The rash caused by ACA is most evident on the extremities. It begins with an inflammatory stage with bluish red discoloration and cutaneous swelling, and concludes several months or years later with an atrophic phase. Sclerotic skin plaques may also develop.

As ACA progresses the skin begins to wrinkle.

Prognosis and Treatment[edit]

The course of ACA is long-standing, from a few to several years, and it leads to extensive atrophy of the skin and, in some patients, to the limitation of upper and lower limb joint mobility.

The outlook is good if the acute inflammatory stage of ACA is treated adequately. The therapeutic outcome is difficult to assess in patients with the chronic atrophic phase, in which many changes are only partially reversible.

Physicians should use serologic and histologic examination to confirm the diagnosis of ACA. Treatment consists of antibiotics including doxycycline and penicillin for up to four weeks in the acute case.

See also[edit]

References[edit]
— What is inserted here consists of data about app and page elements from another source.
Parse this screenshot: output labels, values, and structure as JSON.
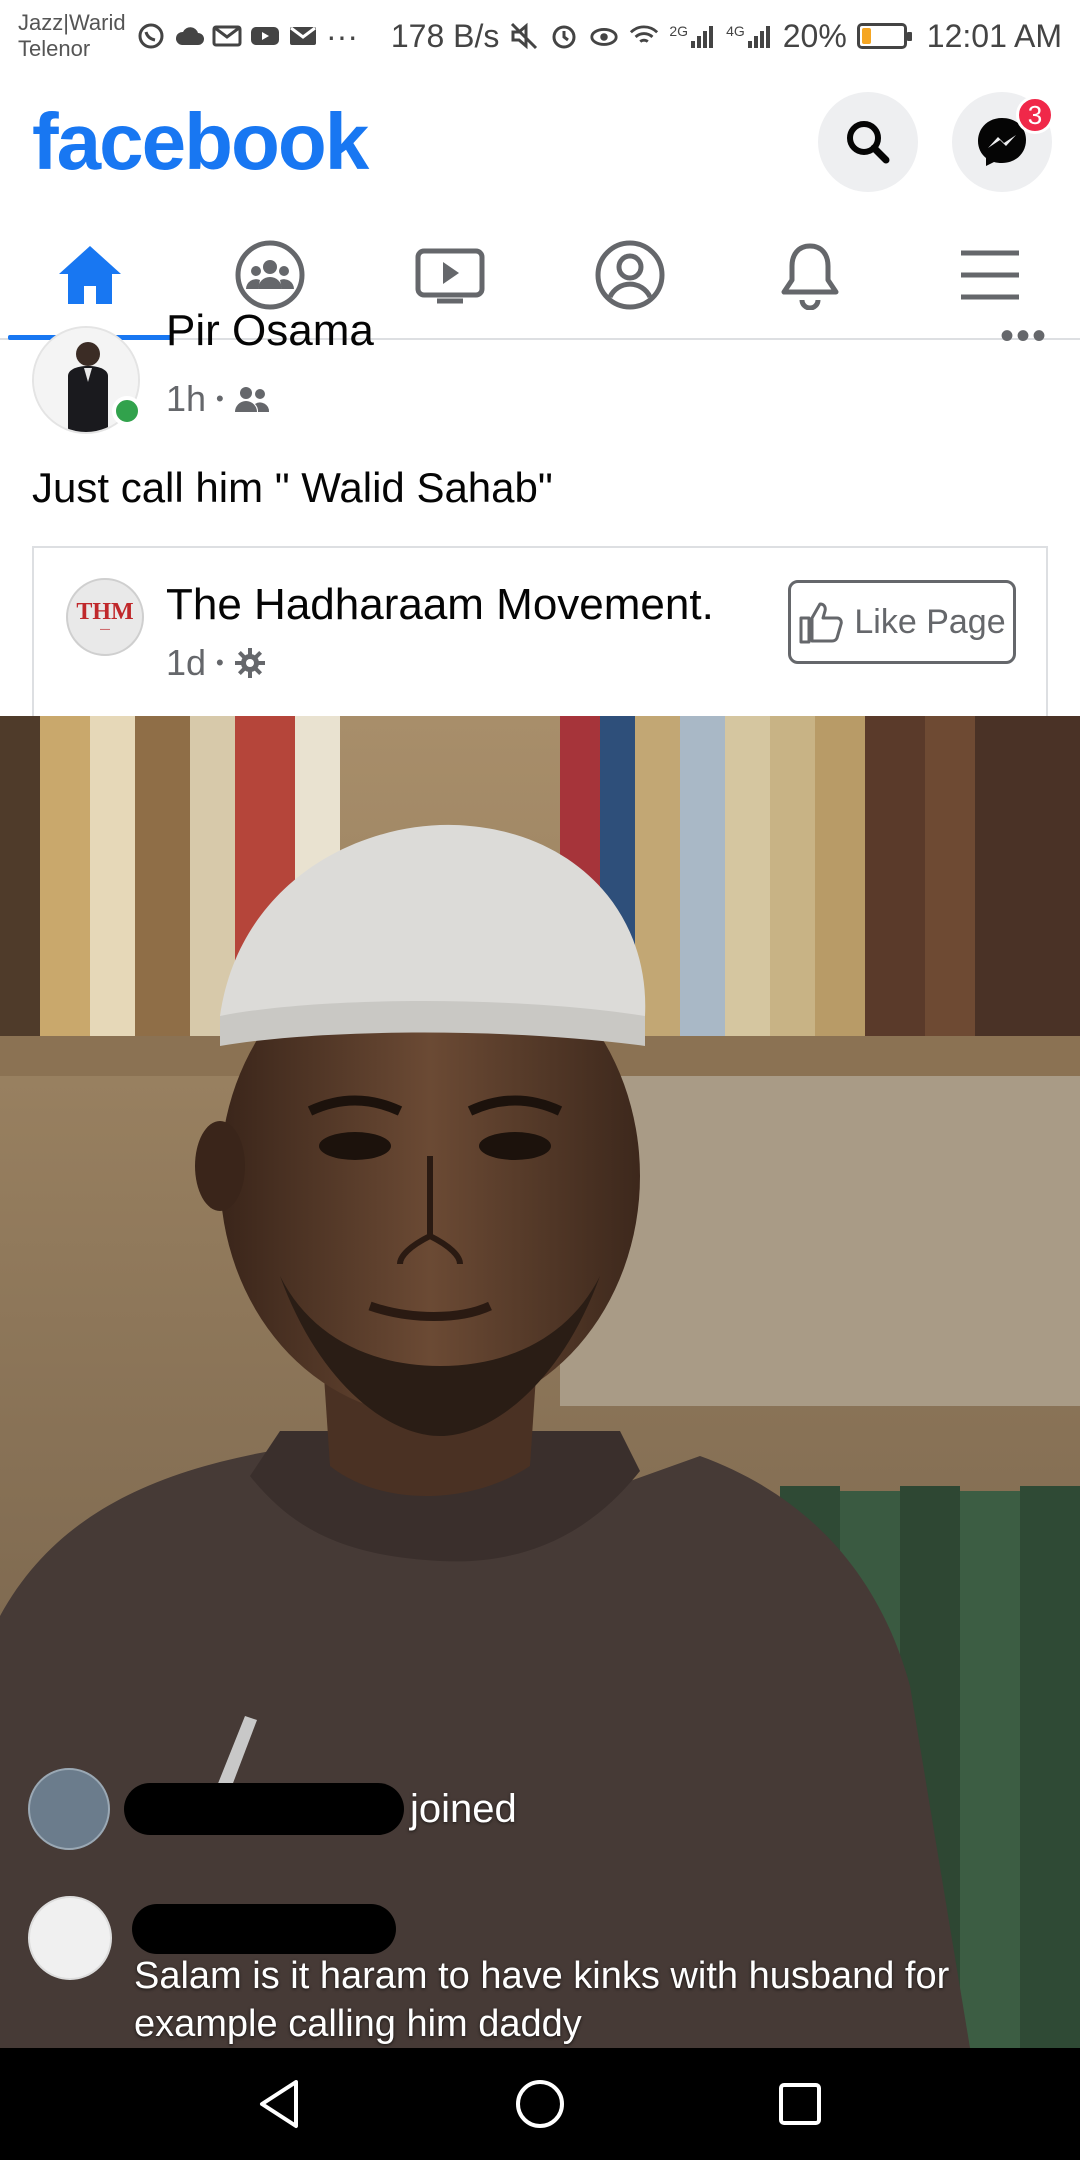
{
  "status_bar": {
    "carrier_line1": "Jazz|Warid",
    "carrier_line2": "Telenor",
    "dots": "···",
    "net_speed": "178 B/s",
    "signal_2g": "2G",
    "signal_4g": "4G",
    "battery_percent": "20%",
    "battery_level": 0.2,
    "time": "12:01 AM"
  },
  "header": {
    "logo": "facebook",
    "messenger_badge": "3",
    "brand_color": "#1877f2"
  },
  "tabs": [
    {
      "name": "home",
      "icon": "home-icon",
      "active": true
    },
    {
      "name": "groups",
      "icon": "groups-icon"
    },
    {
      "name": "watch",
      "icon": "video-icon"
    },
    {
      "name": "profile",
      "icon": "profile-icon"
    },
    {
      "name": "notifications",
      "icon": "bell-icon"
    },
    {
      "name": "menu",
      "icon": "menu-icon"
    }
  ],
  "post": {
    "author": "Pir Osama",
    "time": "1h",
    "dot": "•",
    "more": "•••",
    "caption": "Just call him \" Walid Sahab\""
  },
  "shared": {
    "page_logo_text": "THM",
    "page_name": "The Hadharaam Movement.",
    "time": "1d",
    "dot": "•",
    "like_button": "Like Page"
  },
  "photo": {
    "joined_text": "joined",
    "comment_text": "Salam is it haram to have kinks with husband for example calling him daddy"
  }
}
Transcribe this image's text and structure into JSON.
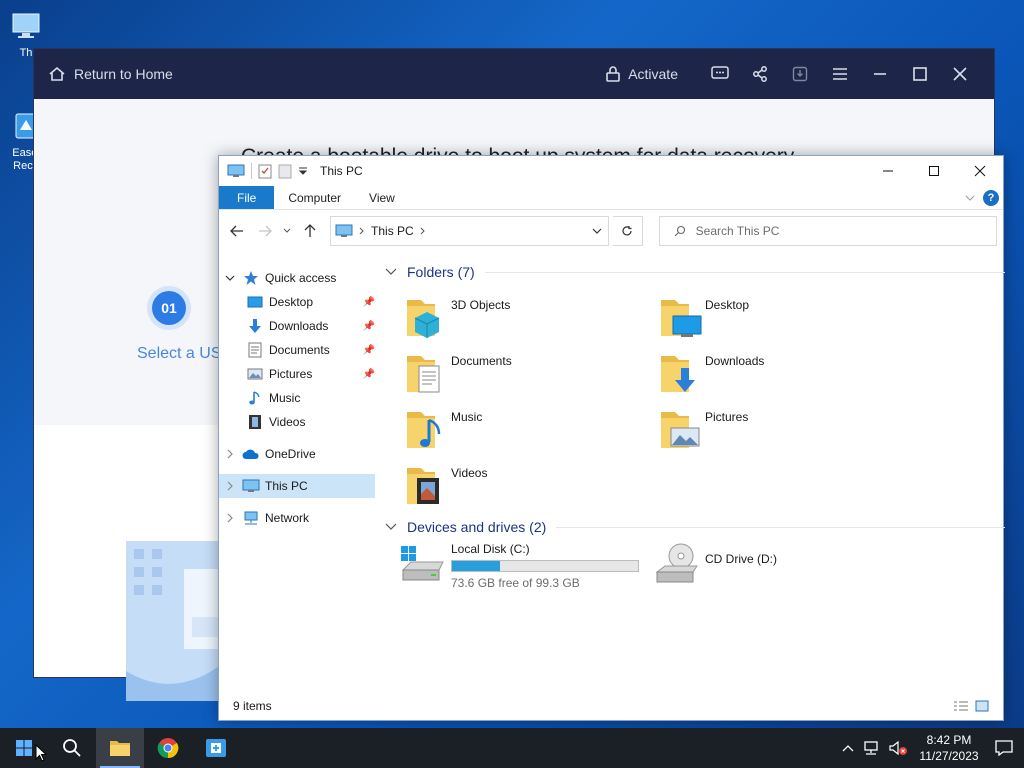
{
  "desktop": {
    "icons": [
      {
        "label": "Th"
      },
      {
        "label": "Easel\nReco"
      }
    ]
  },
  "app": {
    "home_label": "Return to Home",
    "activate_label": "Activate",
    "title": "Create a bootable drive to boot up system for data recovery",
    "step_number": "01",
    "step_label": "Select a US"
  },
  "explorer": {
    "title": "This PC",
    "ribbon_tabs": [
      "File",
      "Computer",
      "View"
    ],
    "address": "This PC",
    "search_placeholder": "Search This PC",
    "nav": {
      "quick_access": "Quick access",
      "items": [
        "Desktop",
        "Downloads",
        "Documents",
        "Pictures",
        "Music",
        "Videos"
      ],
      "onedrive": "OneDrive",
      "this_pc": "This PC",
      "network": "Network"
    },
    "folders_header": "Folders (7)",
    "folders": [
      "3D Objects",
      "Desktop",
      "Documents",
      "Downloads",
      "Music",
      "Pictures",
      "Videos"
    ],
    "devices_header": "Devices and drives (2)",
    "drives": [
      {
        "name": "Local Disk (C:)",
        "free": "73.6 GB free of 99.3 GB",
        "used_fraction": 0.259
      },
      {
        "name": "CD Drive (D:)"
      }
    ],
    "status": "9 items"
  },
  "taskbar": {
    "time": "8:42 PM",
    "date": "11/27/2023"
  },
  "colors": {
    "accent": "#1979ca",
    "app_bar": "#1d2648",
    "folder": "#f6d36b",
    "drive_bar": "#26a0da"
  }
}
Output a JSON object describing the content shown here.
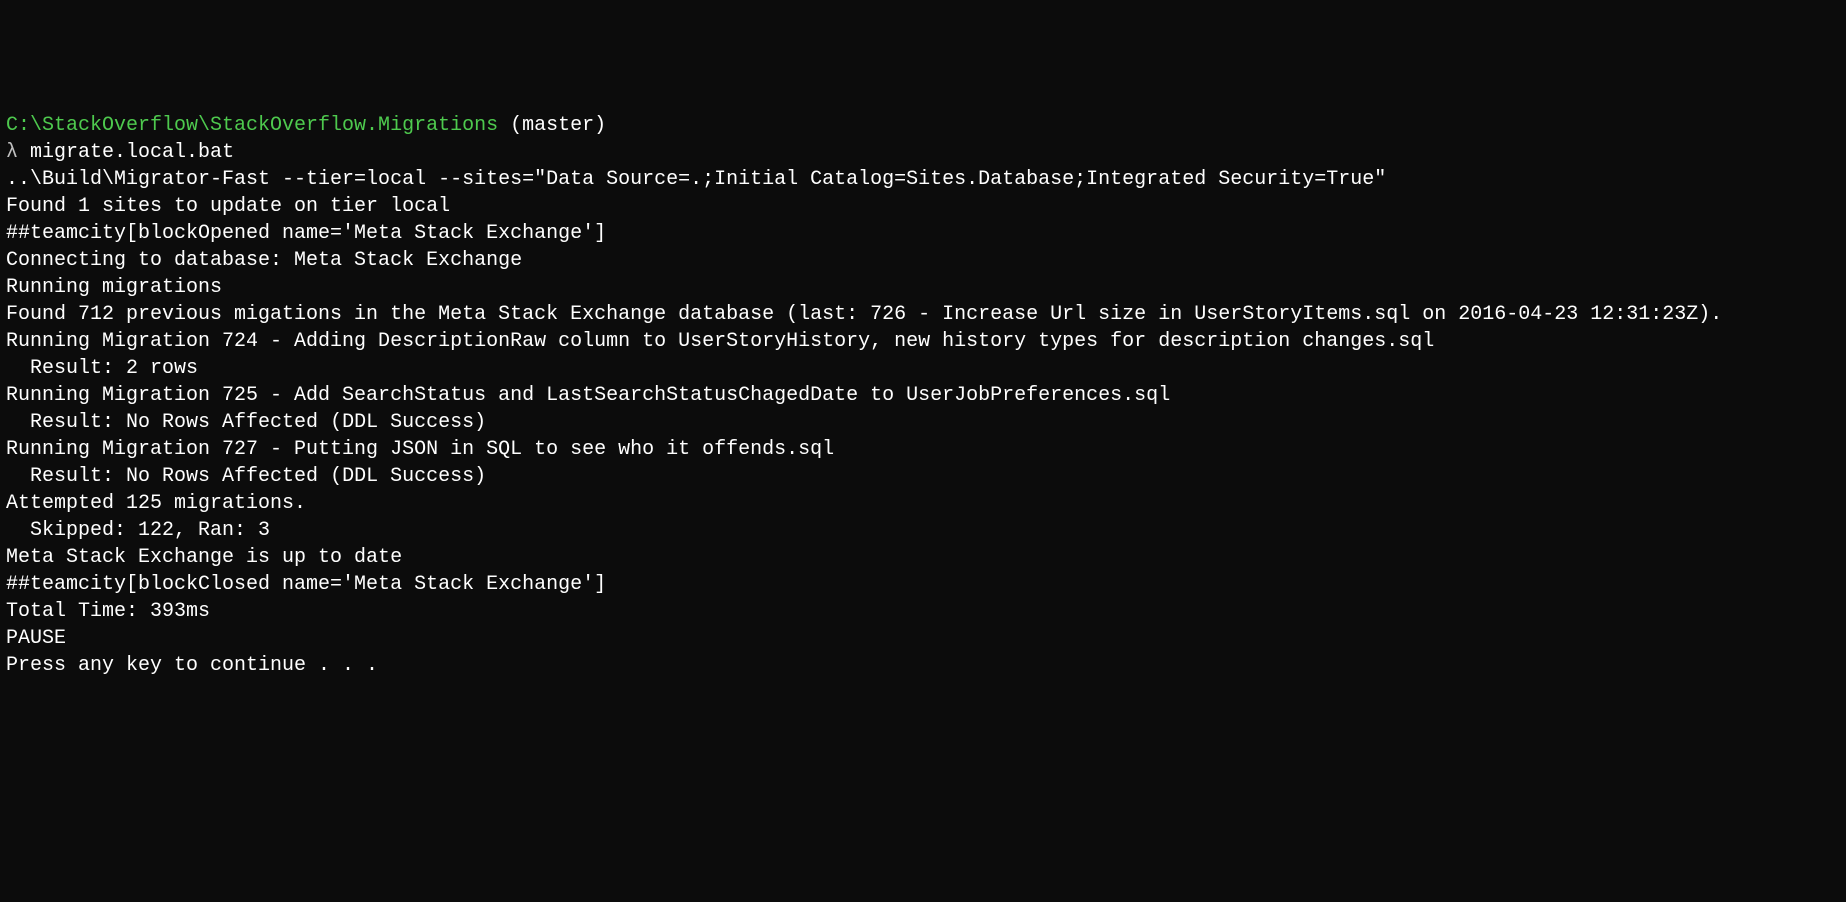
{
  "prompt": {
    "path": "C:\\StackOverflow\\StackOverflow.Migrations",
    "branch": "(master)",
    "symbol": "λ",
    "command": "migrate.local.bat"
  },
  "output": {
    "blank1": "",
    "line1": "..\\Build\\Migrator-Fast --tier=local --sites=\"Data Source=.;Initial Catalog=Sites.Database;Integrated Security=True\"",
    "line2": "Found 1 sites to update on tier local",
    "line3": "##teamcity[blockOpened name='Meta Stack Exchange']",
    "line4": "Connecting to database: Meta Stack Exchange",
    "line5": "Running migrations",
    "line6": "Found 712 previous migations in the Meta Stack Exchange database (last: 726 - Increase Url size in UserStoryItems.sql on 2016-04-23 12:31:23Z).",
    "line7": "Running Migration 724 - Adding DescriptionRaw column to UserStoryHistory, new history types for description changes.sql",
    "line8": "  Result: 2 rows",
    "blank2": "",
    "line9": "Running Migration 725 - Add SearchStatus and LastSearchStatusChagedDate to UserJobPreferences.sql",
    "line10": "  Result: No Rows Affected (DDL Success)",
    "blank3": "",
    "line11": "Running Migration 727 - Putting JSON in SQL to see who it offends.sql",
    "line12": "  Result: No Rows Affected (DDL Success)",
    "blank4": "",
    "line13": "Attempted 125 migrations.",
    "line14": "  Skipped: 122, Ran: 3",
    "line15": "Meta Stack Exchange is up to date",
    "line16": "##teamcity[blockClosed name='Meta Stack Exchange']",
    "blank5": "",
    "line17": "Total Time: 393ms",
    "blank6": "",
    "line18": "PAUSE",
    "line19": "Press any key to continue . . ."
  }
}
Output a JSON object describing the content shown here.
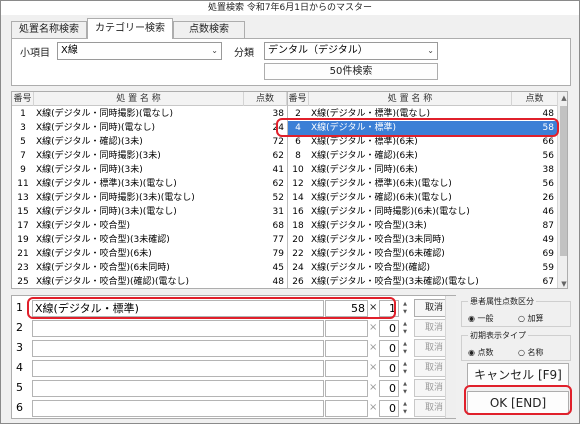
{
  "window": {
    "title": "処置検索 令和7年6月1日からのマスター"
  },
  "tabs": [
    {
      "label": "処置名称検索"
    },
    {
      "label": "カテゴリー検索"
    },
    {
      "label": "点数検索"
    }
  ],
  "filters": {
    "subitem_label": "小項目",
    "subitem_value": "X線",
    "category_label": "分類",
    "category_value": "デンタル（デジタル）",
    "search_button": "50件検索"
  },
  "table": {
    "headers": {
      "no": "番号",
      "name": "処 置 名 称",
      "pts": "点数"
    },
    "left_rows": [
      {
        "no": "1",
        "name": "X線(デジタル・同時撮影)(電なし)",
        "pts": "38"
      },
      {
        "no": "3",
        "name": "X線(デジタル・同時)(電なし)",
        "pts": "24"
      },
      {
        "no": "5",
        "name": "X線(デジタル・確認)(3未)",
        "pts": "72"
      },
      {
        "no": "7",
        "name": "X線(デジタル・同時撮影)(3未)",
        "pts": "62"
      },
      {
        "no": "9",
        "name": "X線(デジタル・同時)(3未)",
        "pts": "41"
      },
      {
        "no": "11",
        "name": "X線(デジタル・標準)(3未)(電なし)",
        "pts": "62"
      },
      {
        "no": "13",
        "name": "X線(デジタル・同時撮影)(3未)(電なし)",
        "pts": "52"
      },
      {
        "no": "15",
        "name": "X線(デジタル・同時)(3未)(電なし)",
        "pts": "31"
      },
      {
        "no": "17",
        "name": "X線(デジタル・咬合型)",
        "pts": "68"
      },
      {
        "no": "19",
        "name": "X線(デジタル・咬合型)(3未確認)",
        "pts": "77"
      },
      {
        "no": "21",
        "name": "X線(デジタル・咬合型)(6未)",
        "pts": "79"
      },
      {
        "no": "23",
        "name": "X線(デジタル・咬合型)(6未同時)",
        "pts": "45"
      },
      {
        "no": "25",
        "name": "X線(デジタル・咬合型)(確認)(電なし)",
        "pts": "48"
      }
    ],
    "right_rows": [
      {
        "no": "2",
        "name": "X線(デジタル・標準)(電なし)",
        "pts": "48"
      },
      {
        "no": "4",
        "name": "X線(デジタル・標準)",
        "pts": "58"
      },
      {
        "no": "6",
        "name": "X線(デジタル・標準)(6未)",
        "pts": "66"
      },
      {
        "no": "8",
        "name": "X線(デジタル・確認)(6未)",
        "pts": "56"
      },
      {
        "no": "10",
        "name": "X線(デジタル・同時)(6未)",
        "pts": "38"
      },
      {
        "no": "12",
        "name": "X線(デジタル・標準)(6未)(電なし)",
        "pts": "56"
      },
      {
        "no": "14",
        "name": "X線(デジタル・確認)(6未)(電なし)",
        "pts": "26"
      },
      {
        "no": "16",
        "name": "X線(デジタル・同時撮影)(6未)(電なし)",
        "pts": "46"
      },
      {
        "no": "18",
        "name": "X線(デジタル・咬合型)(3未)",
        "pts": "87"
      },
      {
        "no": "20",
        "name": "X線(デジタル・咬合型)(3未同時)",
        "pts": "49"
      },
      {
        "no": "22",
        "name": "X線(デジタル・咬合型)(6未確認)",
        "pts": "69"
      },
      {
        "no": "24",
        "name": "X線(デジタル・咬合型)(確認)",
        "pts": "59"
      },
      {
        "no": "26",
        "name": "X線(デジタル・咬合型)(3未確認)(電なし)",
        "pts": "67"
      }
    ]
  },
  "input_rows": [
    {
      "idx": "1",
      "name": "X線(デジタル・標準)",
      "pts": "58",
      "x": "×",
      "qty": "1",
      "cancel": "取消"
    },
    {
      "idx": "2",
      "name": "",
      "pts": "",
      "x": "×",
      "qty": "0",
      "cancel": "取消"
    },
    {
      "idx": "3",
      "name": "",
      "pts": "",
      "x": "×",
      "qty": "0",
      "cancel": "取消"
    },
    {
      "idx": "4",
      "name": "",
      "pts": "",
      "x": "×",
      "qty": "0",
      "cancel": "取消"
    },
    {
      "idx": "5",
      "name": "",
      "pts": "",
      "x": "×",
      "qty": "0",
      "cancel": "取消"
    },
    {
      "idx": "6",
      "name": "",
      "pts": "",
      "x": "×",
      "qty": "0",
      "cancel": "取消"
    }
  ],
  "side": {
    "patient_group": "患者属性点数区分",
    "patient_opt1": "◉ 一般",
    "patient_opt2": "○ 加算",
    "display_group": "初期表示タイプ",
    "display_opt1": "◉ 点数",
    "display_opt2": "○ 名称",
    "cancel_button": "キャンセル [F9]",
    "ok_button": "OK [END]"
  },
  "colors": {
    "selection": "#3b7fd6",
    "highlight": "#e0202b"
  }
}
  1. ^ Rapini, Ronald P.; Bolognia, Jean L.; Jorizzo, Joseph L. (2007). Dermatology: 2-Volume Set. St. Louis: Mosby. ISBN 1-4160-2999-0. 
  2. ^ James, William D.; Berger, Timothy G.; et al. (2006). Andrews' Diseases of the Skin: clinical Dermatology. Saunders Elsevier. ISBN 0-7216-2921-0. 

External links[edit]